Professor in Evolutionary Psychology, Work and Organizational Psychology


Group and intergroup processes

The tribal instinct hypothesis (2008)

Van Vugt, M., & Park. J. (2008). The tribal instinct hypothesis: Evolution and the social psychology of intergroup relations. In S. Sturmer & M. Snyder, New Directions in Helping and Intergroup Behavior. London: Blackwell. 

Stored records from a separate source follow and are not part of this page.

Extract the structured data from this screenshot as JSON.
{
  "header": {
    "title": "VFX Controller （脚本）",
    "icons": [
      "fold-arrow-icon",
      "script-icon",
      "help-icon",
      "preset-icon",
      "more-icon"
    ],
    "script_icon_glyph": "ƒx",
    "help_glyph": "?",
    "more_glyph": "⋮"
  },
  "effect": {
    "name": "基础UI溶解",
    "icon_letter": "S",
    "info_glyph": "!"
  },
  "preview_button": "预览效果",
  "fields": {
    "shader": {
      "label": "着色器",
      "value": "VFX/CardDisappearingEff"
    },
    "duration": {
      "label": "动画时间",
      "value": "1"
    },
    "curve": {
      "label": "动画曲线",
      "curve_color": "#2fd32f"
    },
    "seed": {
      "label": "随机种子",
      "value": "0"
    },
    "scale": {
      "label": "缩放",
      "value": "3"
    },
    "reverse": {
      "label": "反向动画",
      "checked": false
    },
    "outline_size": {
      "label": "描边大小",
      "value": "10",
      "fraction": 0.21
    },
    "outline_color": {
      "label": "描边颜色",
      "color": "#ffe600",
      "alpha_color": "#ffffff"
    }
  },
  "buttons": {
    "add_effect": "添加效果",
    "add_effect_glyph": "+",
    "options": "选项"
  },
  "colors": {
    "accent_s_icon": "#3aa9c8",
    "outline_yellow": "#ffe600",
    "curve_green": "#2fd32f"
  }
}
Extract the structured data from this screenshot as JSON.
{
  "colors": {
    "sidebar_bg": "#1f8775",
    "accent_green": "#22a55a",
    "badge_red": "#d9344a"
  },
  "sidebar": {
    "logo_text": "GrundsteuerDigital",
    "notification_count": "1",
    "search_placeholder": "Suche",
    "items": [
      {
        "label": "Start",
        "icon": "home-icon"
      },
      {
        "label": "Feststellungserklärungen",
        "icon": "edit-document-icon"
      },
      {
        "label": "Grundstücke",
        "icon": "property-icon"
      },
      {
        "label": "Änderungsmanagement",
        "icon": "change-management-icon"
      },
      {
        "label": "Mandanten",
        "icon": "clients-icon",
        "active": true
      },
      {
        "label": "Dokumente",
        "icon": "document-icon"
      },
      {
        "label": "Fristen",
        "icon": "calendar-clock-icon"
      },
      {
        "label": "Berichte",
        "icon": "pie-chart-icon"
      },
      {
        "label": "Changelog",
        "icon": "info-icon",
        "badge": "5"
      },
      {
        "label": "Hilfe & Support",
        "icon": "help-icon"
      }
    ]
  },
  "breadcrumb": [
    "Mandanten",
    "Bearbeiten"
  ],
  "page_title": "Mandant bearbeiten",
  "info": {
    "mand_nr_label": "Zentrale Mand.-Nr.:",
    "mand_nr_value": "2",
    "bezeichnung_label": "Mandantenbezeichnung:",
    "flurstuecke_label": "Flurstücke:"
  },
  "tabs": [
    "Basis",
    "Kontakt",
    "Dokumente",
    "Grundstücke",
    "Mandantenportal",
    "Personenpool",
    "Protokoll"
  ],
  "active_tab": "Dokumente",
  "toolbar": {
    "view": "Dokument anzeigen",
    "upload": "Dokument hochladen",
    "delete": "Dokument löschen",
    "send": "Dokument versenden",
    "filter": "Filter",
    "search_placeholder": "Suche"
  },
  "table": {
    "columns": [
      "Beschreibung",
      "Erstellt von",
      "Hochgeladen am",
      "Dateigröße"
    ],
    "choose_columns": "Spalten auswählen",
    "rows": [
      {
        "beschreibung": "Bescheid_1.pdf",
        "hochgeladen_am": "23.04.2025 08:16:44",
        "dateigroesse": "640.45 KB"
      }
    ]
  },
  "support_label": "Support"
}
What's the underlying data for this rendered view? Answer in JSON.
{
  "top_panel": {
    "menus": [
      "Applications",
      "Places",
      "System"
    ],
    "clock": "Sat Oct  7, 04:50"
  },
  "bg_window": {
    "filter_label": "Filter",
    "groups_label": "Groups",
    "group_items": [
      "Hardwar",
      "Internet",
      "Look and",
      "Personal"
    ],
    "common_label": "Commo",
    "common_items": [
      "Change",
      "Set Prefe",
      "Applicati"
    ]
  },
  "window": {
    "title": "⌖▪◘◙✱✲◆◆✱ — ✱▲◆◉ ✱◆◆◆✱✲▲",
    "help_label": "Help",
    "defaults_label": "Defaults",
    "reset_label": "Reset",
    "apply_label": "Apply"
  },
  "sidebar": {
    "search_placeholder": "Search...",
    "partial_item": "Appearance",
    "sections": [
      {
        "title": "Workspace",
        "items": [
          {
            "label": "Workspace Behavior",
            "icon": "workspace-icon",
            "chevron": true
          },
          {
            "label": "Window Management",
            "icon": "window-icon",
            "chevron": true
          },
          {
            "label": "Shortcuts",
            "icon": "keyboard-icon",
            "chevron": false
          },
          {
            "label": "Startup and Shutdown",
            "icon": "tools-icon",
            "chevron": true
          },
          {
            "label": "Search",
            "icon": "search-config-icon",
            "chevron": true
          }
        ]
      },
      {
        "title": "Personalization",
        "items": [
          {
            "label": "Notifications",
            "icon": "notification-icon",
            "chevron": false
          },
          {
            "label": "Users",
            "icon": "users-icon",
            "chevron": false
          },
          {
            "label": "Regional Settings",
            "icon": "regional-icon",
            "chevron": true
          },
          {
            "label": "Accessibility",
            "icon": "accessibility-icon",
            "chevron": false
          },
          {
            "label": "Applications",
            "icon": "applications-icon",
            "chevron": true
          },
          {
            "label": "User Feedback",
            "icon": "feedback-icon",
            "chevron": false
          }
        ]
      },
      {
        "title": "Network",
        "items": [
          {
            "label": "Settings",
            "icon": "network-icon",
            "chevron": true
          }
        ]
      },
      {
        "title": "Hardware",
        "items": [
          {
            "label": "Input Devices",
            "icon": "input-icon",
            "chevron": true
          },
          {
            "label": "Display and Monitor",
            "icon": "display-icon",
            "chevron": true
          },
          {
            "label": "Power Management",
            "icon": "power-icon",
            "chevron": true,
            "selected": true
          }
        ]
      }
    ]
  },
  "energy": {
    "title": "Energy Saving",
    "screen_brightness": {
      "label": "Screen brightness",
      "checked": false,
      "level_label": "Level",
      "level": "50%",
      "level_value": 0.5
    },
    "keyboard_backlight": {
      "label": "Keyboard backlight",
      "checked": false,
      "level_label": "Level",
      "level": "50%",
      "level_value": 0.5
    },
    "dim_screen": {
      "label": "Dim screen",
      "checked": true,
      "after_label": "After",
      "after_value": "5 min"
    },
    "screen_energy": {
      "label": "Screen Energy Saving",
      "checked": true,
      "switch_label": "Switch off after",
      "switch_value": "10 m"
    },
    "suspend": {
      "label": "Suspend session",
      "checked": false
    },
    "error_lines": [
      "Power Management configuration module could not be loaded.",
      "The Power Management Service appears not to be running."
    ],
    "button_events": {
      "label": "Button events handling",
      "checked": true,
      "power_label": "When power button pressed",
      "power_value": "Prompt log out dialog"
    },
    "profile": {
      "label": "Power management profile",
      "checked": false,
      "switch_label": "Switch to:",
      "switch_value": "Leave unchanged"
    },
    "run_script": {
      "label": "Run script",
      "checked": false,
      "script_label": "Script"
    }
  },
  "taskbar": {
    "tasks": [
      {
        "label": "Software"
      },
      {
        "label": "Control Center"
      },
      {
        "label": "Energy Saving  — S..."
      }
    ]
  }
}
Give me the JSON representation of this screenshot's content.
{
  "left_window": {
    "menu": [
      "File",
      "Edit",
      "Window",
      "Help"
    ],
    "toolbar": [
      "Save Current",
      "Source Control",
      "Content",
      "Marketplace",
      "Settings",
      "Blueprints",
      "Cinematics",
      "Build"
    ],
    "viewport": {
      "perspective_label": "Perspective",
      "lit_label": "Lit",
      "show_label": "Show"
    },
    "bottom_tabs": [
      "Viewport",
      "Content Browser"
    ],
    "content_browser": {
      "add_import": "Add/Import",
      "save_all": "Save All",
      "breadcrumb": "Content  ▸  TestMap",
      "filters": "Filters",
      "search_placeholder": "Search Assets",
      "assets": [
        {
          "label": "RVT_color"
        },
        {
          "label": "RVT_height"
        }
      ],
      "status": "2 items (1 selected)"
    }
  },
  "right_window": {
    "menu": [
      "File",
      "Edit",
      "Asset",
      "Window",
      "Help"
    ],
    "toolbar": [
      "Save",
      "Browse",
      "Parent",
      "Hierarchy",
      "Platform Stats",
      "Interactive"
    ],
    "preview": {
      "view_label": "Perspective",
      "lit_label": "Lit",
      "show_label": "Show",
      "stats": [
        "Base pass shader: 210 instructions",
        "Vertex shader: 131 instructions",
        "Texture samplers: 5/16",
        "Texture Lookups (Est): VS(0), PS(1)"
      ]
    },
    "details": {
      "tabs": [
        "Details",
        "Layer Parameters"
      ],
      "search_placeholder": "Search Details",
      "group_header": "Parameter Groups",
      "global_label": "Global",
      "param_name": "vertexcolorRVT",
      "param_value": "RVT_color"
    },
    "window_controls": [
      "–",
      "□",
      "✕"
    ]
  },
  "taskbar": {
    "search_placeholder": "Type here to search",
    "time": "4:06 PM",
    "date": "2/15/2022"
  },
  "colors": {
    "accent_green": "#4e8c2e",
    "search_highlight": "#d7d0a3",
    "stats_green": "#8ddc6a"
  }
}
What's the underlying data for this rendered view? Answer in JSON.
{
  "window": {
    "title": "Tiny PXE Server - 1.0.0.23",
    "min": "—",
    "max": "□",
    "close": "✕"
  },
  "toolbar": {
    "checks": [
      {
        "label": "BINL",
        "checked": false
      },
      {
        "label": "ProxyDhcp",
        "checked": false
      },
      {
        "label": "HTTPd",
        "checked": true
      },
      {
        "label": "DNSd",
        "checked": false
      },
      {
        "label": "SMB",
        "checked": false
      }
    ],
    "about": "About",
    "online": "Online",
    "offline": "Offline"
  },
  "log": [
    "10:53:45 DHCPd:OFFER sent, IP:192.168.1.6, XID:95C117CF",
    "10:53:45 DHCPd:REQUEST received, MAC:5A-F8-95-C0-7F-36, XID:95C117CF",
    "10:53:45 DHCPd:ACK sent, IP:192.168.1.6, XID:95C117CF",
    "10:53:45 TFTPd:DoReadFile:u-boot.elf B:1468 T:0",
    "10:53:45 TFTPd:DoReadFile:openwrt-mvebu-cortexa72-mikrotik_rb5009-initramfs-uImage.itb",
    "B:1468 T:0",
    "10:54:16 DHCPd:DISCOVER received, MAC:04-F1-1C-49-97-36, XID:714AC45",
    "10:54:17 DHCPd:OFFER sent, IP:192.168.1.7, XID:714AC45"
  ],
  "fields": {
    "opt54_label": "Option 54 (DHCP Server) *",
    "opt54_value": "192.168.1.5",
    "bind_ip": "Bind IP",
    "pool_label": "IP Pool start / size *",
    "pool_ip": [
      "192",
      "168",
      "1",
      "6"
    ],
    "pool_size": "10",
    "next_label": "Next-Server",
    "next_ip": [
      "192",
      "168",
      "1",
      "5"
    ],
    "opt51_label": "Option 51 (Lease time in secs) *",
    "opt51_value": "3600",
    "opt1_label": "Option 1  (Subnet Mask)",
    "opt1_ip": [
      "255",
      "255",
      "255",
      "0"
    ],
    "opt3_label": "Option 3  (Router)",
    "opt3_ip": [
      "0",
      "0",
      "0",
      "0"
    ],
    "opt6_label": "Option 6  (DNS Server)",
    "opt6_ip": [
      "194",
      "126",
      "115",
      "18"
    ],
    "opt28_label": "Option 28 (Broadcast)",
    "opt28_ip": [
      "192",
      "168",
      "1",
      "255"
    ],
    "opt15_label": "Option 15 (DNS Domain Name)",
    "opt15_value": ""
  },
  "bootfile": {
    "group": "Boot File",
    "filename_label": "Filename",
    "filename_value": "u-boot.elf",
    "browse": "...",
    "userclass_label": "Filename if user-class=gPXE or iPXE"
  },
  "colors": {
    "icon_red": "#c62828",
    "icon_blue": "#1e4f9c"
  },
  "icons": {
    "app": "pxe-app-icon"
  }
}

The social science literature abounds with examples of people’s tendency to categorize others on the basis of group membership and to preferentially help ingroup members over outgroup members. We argue that this is largely a product of an evolved psychology of intergroup relations, which we refer to as the tribal instinct hypothesis. Furthermore, we argue that tribal tendencies are more powerful among men than among women, which we refer to as the male warrior hypothesis. In this chapter, we outline the evolutionary history of the tribal instinct and male warrior psychology, and we review evidence consistent with these hypotheses. We also discuss implications of these hypotheses for managing real-world intergroup relations.


Copyright © 2012– Mark van Vugt